A lot of athletes have a key moment they think about in capital letters, but Zatkoff’s comes with a twist.
It not only was the Penguins goaltender’s NHL debut, but he also flopped in it.
Pressed into duty as the team’s backup to Marc-Andre Fleury last season after a blood-clot issue felled Tomas Vokoun, Zatkoff started the fourth game of the season. Florida clobbered him, 6-3.
Without prodding, Zatkoff brought up The Game as he was recounting his rookie season Thursday and looking ahead to 2014-15 while making a guest appearance at a Penguins youth camp at the RMU Island Sports Center.
“I had played five years in the minors and I had waited so long, I think I just put so much into that game instead of just being natural, letting the game come to me,” Zatkoff said. “Probably just trying to do a little too much.
“Once I was able to get that out of the system, I think I was able to settle down and just play.”
Did he ever.
After falling to 0-2 in a 4-3 loss Oct. 25 against the New York Islanders, Zatkoff won seven starts in a row and finished the season 12-6-2 with a 2.61 goals-against average and a .912 save percentage.
The more he won, the less there were calls for the Penguins to bring in a veteran goaltender — even after it became clear that Vokoun would not play following a procedure in training camp to dissolve the blood clot and months of being treated with blood-thinners.
The Penguins rewarded Zatkoff with a two-year, $1.2 million, one-way contract extension that kicks in for the upcoming season.
But that was under former general manager Ray Shero. His replacement, Jim Rutherford, signed goaltender Thomas Greiss in free agency.
At 28, Greiss is only one year older than Zatkoff, but Greiss has played more than three times as many NHL games.
A year ago, Zatkoff arrived at Penguins training camp with a realistic goal of establishing himself as the solid third-string goalie in the organization but spent the season as the No. 2. Next month, he will enter training camp trying not to fall to No. 3.
Rutherford has said Zatkoff and Greiss will face off for the backup role.
“It’s a different situation, but it’s the same in a sense in that I’m still battling for a spot,” Zatkoff said.
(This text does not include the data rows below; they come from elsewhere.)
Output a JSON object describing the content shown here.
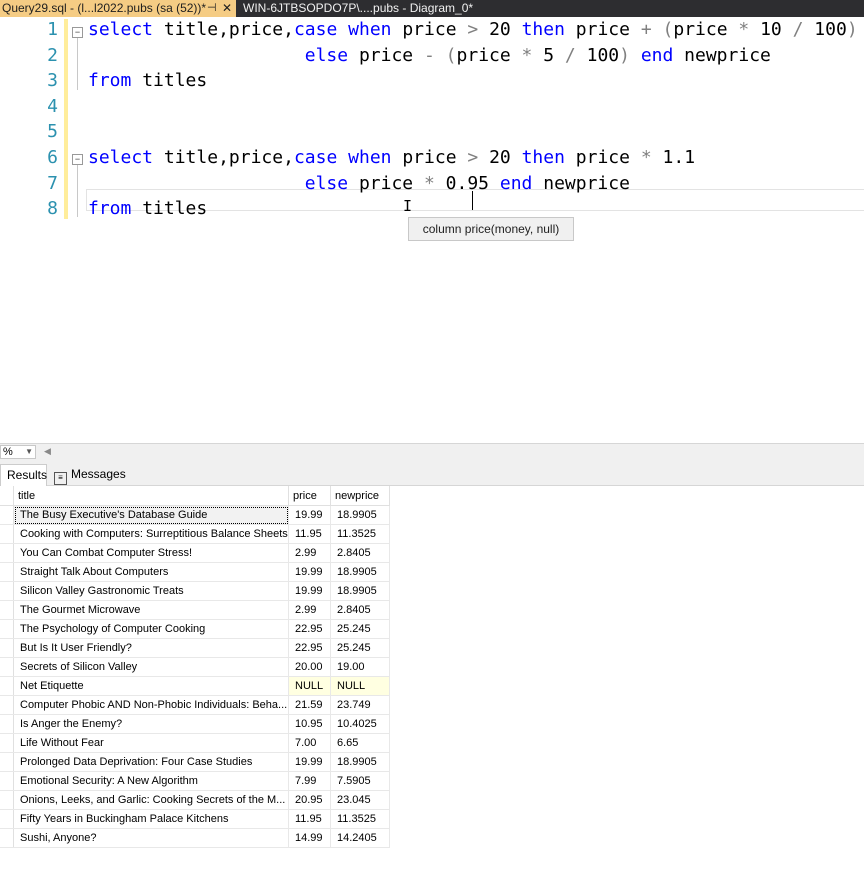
{
  "tabs": {
    "active": "Query29.sql - (l...l2022.pubs (sa (52))*",
    "active_pin": "⊣",
    "active_close": "✕",
    "inactive": "WIN-6JTBSOPDO7P\\....pubs - Diagram_0*"
  },
  "editor": {
    "line_numbers": [
      "1",
      "2",
      "3",
      "4",
      "5",
      "6",
      "7",
      "8"
    ],
    "lines": [
      "select title,price,case when price > 20 then price + (price * 10 / 100)",
      "                    else price - (price * 5 / 100) end newprice",
      "from titles",
      "",
      "",
      "select title,price,case when price > 20 then price * 1.1",
      "                    else price * 0.95 end newprice",
      "from titles"
    ],
    "tooltip": "column price(money, null)"
  },
  "zoom": {
    "value": "%"
  },
  "results_tabs": {
    "results": "Results",
    "messages": "Messages"
  },
  "grid": {
    "columns": [
      "title",
      "price",
      "newprice"
    ],
    "rows": [
      [
        "The Busy Executive's Database Guide",
        "19.99",
        "18.9905"
      ],
      [
        "Cooking with Computers: Surreptitious Balance Sheets",
        "11.95",
        "11.3525"
      ],
      [
        "You Can Combat Computer Stress!",
        "2.99",
        "2.8405"
      ],
      [
        "Straight Talk About Computers",
        "19.99",
        "18.9905"
      ],
      [
        "Silicon Valley Gastronomic Treats",
        "19.99",
        "18.9905"
      ],
      [
        "The Gourmet Microwave",
        "2.99",
        "2.8405"
      ],
      [
        "The Psychology of Computer Cooking",
        "22.95",
        "25.245"
      ],
      [
        "But Is It User Friendly?",
        "22.95",
        "25.245"
      ],
      [
        "Secrets of Silicon Valley",
        "20.00",
        "19.00"
      ],
      [
        "Net Etiquette",
        "NULL",
        "NULL"
      ],
      [
        "Computer Phobic AND Non-Phobic Individuals: Beha...",
        "21.59",
        "23.749"
      ],
      [
        "Is Anger the Enemy?",
        "10.95",
        "10.4025"
      ],
      [
        "Life Without Fear",
        "7.00",
        "6.65"
      ],
      [
        "Prolonged Data Deprivation: Four Case Studies",
        "19.99",
        "18.9905"
      ],
      [
        "Emotional Security: A New Algorithm",
        "7.99",
        "7.5905"
      ],
      [
        "Onions, Leeks, and Garlic: Cooking Secrets of the M...",
        "20.95",
        "23.045"
      ],
      [
        "Fifty Years in Buckingham Palace Kitchens",
        "11.95",
        "11.3525"
      ],
      [
        "Sushi, Anyone?",
        "14.99",
        "14.2405"
      ]
    ]
  },
  "colors": {
    "keyword": "#0000ff",
    "operator": "#808080",
    "line_number": "#2b91af",
    "active_tab": "#f5cc84",
    "null_cell": "#ffffe1"
  }
}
“I signed my extension under Ray and with Dan [Bylsma, the former coach].
“When new management comes in, anything can happen. It’s still battling for that spot. Who they bring in is out of my control.”
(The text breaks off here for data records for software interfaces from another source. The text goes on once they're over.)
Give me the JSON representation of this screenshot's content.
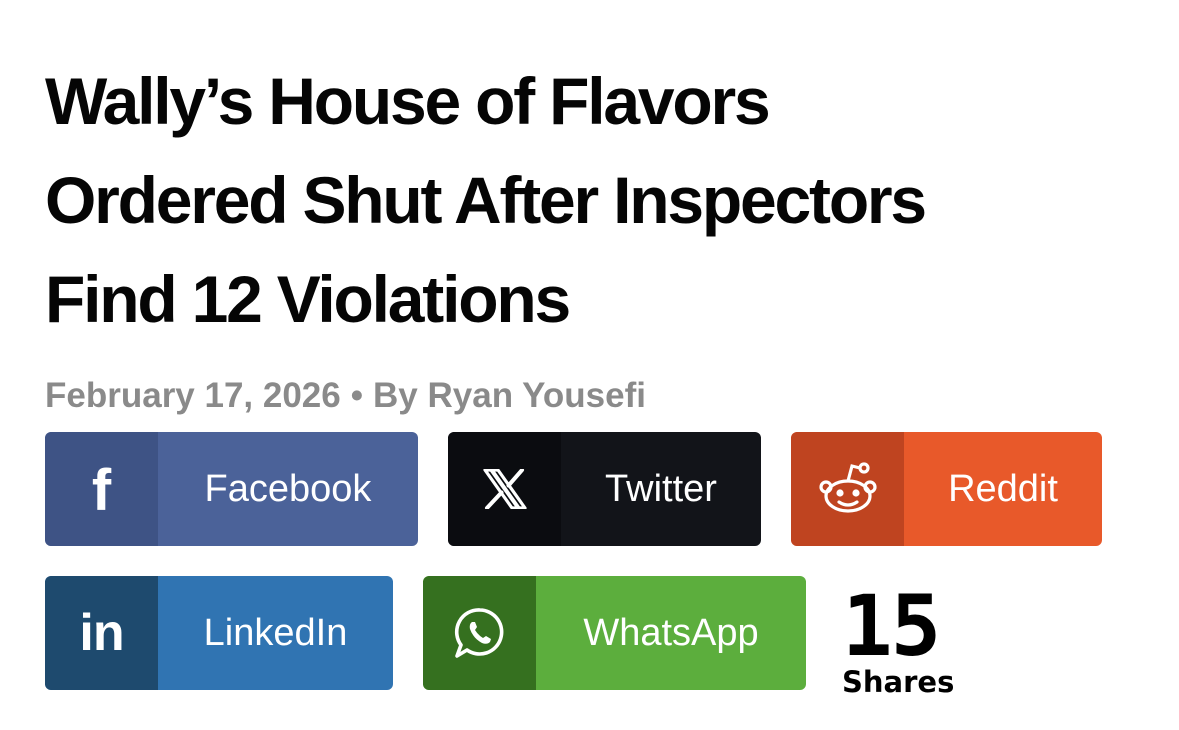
{
  "article": {
    "headline_lines": [
      "Wally’s House of Flavors",
      "Ordered Shut After Inspectors",
      "Find 12 Violations"
    ],
    "date": "February 17, 2026",
    "separator": "•",
    "byline": "By Ryan Yousefi"
  },
  "share": {
    "buttons": [
      {
        "label": "Facebook",
        "icon": "facebook-icon",
        "glyph": "f",
        "color": "#4b6299"
      },
      {
        "label": "Twitter",
        "icon": "x-twitter-icon",
        "color": "#121419"
      },
      {
        "label": "Reddit",
        "icon": "reddit-icon",
        "color": "#e8592a"
      },
      {
        "label": "LinkedIn",
        "icon": "linkedin-icon",
        "glyph": "in",
        "color": "#3074b2"
      },
      {
        "label": "WhatsApp",
        "icon": "whatsapp-icon",
        "color": "#5cae3d"
      }
    ],
    "count": "15",
    "count_label": "Shares"
  }
}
The Penguins will have a new system under coach Mike Johnston, and it seems likely that the defensemen’s assignments in their own end could change. The defensive corps also will have a different look after Brooks Orpik and Matt Niskanen left — and Christian Ehrhoff arrived — in free agency.
Zatkoff will have to adjust accordingly, but said all he can do is “try to make a good impression with the coach and try to fit in with the guys in the locker room.”
He has the advantage of knowing and having worked with most of his teammates and knowing that he successfully got past his version of The Game.
“I was able to build relationships with my teammates and establish those bonds. It helps,” he said. “At the same time, it’s a new coach, new management. I don’t know Greiss personally, but I’ve played against him a few times and I’ve seen him play. He’s a good goalie.
“You wouldn’t think they’re going to carry three goalies. I’m confident in my ability. We’ll wait and see how everything shakes out.”
Shelly Anderson: firstname.lastname@example.org, 412-263-1721 and Twitter @pgshelly.